Seminar War Game Characteristics
Simply put, a seminar war game blends the characteristics of seminars and war games. Some war games will have few or none of the characteristics of seminars (say no discourse, no advanced study, no questions to the participants). Many seminars will have none of the features of a war game: no map, no scenario, no clock. These are not seminar wargames. But for those many activities that are a blend of the two, the term seminar war game suits very well.
- Study of History: Avalon Hill,
- Appreciation of Previous Decisions: Avalon Hill, SPI, S&T
- Evaluation in Lessons Learned.
- Professional Education: Prussian Army Kriegsspiel.
- Military Training: Prussian Army Kriegsspiel,
- Strategic Planning: Royal Dutch Shell, DESERT CROSSING, UNIFIED QUEST
- Anticipating Catastrophies or Crises: NDU and Bird Flu (p. 161).
- Team Building.
- Sharing of Commander's Intent.
- Appreciation of Technological Progress. NATO Land Ops 2020 and Urban Ops 2020.
- Concept Development and Experimentation:
EXFOR 01 and
OMNI FUSION 09.
- Doctrine Development.
Preparation for Seminar War Games

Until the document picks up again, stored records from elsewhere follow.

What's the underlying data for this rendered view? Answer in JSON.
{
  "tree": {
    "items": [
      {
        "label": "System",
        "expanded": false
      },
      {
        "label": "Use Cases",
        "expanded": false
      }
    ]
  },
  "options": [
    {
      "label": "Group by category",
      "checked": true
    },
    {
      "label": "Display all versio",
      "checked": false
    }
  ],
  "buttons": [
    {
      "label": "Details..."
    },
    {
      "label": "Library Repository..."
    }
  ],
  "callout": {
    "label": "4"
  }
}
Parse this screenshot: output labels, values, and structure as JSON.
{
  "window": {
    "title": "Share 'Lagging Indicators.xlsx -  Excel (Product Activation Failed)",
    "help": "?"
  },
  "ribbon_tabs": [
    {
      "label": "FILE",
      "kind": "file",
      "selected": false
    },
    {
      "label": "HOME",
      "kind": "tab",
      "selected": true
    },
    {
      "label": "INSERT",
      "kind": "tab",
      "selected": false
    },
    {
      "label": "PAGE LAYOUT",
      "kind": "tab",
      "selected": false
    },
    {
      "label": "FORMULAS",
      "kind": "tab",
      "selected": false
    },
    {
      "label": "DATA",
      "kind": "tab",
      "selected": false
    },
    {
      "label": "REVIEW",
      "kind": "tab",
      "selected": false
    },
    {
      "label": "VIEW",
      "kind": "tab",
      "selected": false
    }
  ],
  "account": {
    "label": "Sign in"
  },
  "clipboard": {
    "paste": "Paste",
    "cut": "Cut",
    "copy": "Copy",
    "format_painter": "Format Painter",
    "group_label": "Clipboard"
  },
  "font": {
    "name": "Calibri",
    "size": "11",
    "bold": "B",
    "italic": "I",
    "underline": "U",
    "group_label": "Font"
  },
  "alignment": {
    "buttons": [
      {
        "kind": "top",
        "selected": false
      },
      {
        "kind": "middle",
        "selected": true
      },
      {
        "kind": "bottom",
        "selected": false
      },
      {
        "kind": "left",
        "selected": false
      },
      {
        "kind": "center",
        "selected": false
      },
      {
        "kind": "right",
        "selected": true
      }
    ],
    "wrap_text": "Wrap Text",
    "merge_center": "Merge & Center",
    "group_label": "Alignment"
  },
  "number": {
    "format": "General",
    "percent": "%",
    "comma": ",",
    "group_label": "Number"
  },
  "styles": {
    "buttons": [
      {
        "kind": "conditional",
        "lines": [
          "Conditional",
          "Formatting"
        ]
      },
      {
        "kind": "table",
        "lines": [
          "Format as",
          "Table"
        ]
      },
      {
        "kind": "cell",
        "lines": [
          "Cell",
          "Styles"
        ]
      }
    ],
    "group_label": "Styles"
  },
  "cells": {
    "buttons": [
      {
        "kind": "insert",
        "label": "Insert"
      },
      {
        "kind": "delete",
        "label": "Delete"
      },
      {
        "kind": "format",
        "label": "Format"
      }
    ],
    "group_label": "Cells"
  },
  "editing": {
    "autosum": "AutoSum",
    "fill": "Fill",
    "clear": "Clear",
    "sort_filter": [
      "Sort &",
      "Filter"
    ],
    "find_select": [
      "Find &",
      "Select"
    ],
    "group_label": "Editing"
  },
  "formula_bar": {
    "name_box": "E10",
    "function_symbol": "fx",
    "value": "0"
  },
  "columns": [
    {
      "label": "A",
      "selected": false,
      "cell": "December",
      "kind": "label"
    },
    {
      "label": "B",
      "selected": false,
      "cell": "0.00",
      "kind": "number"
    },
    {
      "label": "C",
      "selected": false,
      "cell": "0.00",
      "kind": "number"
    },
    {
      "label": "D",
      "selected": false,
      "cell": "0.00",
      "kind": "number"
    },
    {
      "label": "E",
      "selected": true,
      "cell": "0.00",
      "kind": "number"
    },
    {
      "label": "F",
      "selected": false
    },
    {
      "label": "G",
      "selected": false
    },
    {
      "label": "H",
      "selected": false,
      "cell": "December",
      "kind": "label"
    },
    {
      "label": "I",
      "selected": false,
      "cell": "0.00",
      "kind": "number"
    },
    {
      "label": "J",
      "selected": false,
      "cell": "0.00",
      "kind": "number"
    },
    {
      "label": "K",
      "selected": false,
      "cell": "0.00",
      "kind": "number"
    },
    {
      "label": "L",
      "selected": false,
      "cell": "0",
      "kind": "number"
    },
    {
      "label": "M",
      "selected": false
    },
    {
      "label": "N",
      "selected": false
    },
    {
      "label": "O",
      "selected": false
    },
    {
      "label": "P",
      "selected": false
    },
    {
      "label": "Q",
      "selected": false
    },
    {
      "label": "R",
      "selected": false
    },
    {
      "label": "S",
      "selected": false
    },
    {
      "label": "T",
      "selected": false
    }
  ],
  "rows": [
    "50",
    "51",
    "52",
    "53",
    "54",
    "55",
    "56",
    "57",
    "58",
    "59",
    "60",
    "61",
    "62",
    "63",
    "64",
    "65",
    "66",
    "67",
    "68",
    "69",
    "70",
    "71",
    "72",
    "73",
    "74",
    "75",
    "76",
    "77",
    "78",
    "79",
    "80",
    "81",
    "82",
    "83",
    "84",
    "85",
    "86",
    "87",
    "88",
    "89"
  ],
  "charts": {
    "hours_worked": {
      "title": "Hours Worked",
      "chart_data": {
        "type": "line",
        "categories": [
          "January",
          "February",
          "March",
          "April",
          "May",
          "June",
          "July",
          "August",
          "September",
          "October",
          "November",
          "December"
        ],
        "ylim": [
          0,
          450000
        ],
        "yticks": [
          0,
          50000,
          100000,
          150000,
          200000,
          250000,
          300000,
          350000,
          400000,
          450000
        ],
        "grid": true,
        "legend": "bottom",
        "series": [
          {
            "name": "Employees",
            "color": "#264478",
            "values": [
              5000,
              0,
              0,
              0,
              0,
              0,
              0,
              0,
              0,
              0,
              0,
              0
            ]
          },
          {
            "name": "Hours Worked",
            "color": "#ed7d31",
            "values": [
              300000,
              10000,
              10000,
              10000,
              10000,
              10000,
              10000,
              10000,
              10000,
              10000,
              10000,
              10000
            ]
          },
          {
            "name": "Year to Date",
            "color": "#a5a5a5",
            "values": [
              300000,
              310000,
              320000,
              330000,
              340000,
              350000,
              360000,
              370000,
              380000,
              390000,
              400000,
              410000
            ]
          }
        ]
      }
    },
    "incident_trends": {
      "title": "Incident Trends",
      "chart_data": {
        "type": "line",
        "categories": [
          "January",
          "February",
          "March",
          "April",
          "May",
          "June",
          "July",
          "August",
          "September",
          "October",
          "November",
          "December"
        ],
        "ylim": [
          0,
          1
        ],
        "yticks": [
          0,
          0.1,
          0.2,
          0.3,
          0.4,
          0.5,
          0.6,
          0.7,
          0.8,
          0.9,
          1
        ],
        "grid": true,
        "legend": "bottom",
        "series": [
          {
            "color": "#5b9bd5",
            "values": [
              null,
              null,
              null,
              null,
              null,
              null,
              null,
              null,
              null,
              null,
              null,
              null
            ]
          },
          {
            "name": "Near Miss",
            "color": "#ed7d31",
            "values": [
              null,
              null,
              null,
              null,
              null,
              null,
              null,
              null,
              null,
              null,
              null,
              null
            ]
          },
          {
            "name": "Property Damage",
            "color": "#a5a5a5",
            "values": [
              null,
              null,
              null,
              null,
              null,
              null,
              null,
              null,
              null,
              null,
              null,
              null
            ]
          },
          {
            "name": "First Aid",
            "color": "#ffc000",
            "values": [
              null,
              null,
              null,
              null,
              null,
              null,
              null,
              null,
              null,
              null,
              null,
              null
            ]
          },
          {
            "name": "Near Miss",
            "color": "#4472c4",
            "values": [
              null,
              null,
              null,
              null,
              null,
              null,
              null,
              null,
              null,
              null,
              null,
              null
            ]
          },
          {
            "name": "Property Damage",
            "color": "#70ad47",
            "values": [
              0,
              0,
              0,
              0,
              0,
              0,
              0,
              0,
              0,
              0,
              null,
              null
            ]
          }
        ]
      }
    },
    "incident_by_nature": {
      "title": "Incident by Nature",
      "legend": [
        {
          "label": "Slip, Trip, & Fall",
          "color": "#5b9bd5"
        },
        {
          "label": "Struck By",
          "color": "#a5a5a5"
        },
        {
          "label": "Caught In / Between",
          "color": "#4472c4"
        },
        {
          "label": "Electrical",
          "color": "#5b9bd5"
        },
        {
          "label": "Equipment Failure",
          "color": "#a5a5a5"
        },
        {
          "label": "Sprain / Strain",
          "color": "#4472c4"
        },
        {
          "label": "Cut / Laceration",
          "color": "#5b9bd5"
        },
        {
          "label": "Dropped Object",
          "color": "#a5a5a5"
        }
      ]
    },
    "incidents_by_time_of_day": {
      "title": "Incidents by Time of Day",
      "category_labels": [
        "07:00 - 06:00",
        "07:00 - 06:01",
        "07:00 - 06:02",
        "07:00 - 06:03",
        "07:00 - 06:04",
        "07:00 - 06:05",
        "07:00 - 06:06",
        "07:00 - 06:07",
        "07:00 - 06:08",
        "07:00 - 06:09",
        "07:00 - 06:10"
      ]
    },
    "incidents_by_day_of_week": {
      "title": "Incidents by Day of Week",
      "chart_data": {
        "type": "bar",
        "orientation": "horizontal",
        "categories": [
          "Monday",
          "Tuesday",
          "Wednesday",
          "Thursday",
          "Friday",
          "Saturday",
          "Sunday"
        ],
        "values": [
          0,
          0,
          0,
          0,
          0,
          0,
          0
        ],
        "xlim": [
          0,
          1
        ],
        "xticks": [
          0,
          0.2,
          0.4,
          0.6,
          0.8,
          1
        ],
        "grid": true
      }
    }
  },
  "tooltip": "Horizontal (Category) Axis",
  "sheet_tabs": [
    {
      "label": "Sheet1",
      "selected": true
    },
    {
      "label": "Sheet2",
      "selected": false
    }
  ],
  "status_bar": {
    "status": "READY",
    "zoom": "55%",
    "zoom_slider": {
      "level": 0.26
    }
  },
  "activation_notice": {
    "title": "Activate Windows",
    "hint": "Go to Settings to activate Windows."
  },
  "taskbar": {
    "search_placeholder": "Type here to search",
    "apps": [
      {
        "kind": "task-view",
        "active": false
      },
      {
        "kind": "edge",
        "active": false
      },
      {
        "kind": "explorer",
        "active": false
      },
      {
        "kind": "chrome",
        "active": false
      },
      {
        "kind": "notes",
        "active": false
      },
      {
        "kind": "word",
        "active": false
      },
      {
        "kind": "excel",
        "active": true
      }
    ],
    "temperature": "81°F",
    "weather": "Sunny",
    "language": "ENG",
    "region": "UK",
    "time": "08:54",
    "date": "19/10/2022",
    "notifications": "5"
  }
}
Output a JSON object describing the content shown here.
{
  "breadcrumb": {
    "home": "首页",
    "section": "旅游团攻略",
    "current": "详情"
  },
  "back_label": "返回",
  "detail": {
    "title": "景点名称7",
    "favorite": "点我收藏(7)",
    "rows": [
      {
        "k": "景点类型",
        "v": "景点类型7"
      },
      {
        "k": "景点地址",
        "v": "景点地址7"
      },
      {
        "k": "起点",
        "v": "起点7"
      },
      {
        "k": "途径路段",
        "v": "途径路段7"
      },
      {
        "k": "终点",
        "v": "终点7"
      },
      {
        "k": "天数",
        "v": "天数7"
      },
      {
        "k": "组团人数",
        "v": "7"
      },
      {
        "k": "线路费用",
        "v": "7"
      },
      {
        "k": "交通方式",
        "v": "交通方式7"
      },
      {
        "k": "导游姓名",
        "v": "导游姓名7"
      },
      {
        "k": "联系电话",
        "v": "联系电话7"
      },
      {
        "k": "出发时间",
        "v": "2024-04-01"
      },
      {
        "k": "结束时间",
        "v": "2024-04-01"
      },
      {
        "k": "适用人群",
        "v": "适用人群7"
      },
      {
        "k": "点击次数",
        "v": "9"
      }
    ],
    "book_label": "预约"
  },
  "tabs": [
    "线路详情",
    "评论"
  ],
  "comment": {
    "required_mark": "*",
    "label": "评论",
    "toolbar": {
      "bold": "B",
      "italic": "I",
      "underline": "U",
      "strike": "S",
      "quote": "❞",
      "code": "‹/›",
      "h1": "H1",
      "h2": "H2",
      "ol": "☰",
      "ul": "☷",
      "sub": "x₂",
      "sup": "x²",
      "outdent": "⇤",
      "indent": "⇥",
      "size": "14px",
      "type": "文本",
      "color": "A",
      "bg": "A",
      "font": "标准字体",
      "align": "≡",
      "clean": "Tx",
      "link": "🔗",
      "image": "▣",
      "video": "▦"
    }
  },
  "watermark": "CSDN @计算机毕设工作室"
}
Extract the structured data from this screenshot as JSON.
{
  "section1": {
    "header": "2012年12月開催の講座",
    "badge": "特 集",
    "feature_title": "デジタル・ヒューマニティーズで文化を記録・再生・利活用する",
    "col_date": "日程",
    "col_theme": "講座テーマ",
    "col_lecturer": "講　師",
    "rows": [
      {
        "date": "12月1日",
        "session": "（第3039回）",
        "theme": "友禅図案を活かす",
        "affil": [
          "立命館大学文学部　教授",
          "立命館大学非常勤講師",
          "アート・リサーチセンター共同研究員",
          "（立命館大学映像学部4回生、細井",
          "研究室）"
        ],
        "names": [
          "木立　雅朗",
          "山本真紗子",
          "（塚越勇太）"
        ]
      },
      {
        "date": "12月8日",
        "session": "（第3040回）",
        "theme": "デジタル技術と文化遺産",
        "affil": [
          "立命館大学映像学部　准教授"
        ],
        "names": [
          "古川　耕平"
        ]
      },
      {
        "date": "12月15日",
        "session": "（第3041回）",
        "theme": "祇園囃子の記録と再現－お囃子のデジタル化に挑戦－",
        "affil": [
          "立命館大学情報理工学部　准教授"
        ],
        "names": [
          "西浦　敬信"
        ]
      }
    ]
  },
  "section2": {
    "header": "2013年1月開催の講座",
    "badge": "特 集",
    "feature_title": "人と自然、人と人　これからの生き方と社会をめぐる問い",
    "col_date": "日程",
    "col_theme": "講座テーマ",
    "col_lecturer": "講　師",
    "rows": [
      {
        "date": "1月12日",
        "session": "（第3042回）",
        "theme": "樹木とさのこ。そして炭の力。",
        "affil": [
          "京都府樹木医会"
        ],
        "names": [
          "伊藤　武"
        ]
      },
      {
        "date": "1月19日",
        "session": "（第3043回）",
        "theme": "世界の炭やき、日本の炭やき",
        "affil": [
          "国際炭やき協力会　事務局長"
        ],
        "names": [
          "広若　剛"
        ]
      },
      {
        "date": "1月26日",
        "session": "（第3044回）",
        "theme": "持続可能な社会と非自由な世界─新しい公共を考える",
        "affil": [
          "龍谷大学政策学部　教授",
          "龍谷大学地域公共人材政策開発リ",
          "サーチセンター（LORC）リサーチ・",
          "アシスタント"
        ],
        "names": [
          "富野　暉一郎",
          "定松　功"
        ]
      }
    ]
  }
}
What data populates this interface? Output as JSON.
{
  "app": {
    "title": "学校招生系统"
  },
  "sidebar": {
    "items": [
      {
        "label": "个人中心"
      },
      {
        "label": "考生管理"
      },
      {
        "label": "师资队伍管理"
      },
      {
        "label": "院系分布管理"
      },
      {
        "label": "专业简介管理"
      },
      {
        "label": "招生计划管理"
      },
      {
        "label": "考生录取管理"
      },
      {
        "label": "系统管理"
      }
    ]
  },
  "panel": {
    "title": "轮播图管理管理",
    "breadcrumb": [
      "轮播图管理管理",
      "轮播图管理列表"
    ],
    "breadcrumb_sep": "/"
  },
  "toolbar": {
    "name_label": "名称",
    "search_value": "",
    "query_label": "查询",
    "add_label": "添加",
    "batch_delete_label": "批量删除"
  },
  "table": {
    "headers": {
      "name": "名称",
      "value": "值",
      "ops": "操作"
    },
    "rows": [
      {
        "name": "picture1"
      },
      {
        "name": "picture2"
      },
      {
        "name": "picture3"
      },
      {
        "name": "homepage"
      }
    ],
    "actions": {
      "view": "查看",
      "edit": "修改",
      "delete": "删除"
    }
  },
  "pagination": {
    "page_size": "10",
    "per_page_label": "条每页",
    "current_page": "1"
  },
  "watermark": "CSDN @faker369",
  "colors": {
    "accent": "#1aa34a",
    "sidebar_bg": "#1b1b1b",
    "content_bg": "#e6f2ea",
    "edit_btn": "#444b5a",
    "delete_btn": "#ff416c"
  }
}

An organization wishing to conduct seminar war games can benefit from considerable experience from those who have gone before. There is published material on how professional organizations have done their own, the National Defense University, the Naval War College, the Army War College, NATO, and the Canadian Army and Navy. In many respects, however, preparing for and conducting seminar war games is still a craft and not quite a science. By good forture, the number of organizations that have experience continues to grow.
Some areas that should be given due attention in preparing for a seminar war game include:
- Selection and preparation of the participants
- Selection and preparation of the venue
A step-by-step guide to seminar war gaming is available. It provides considerably more detail.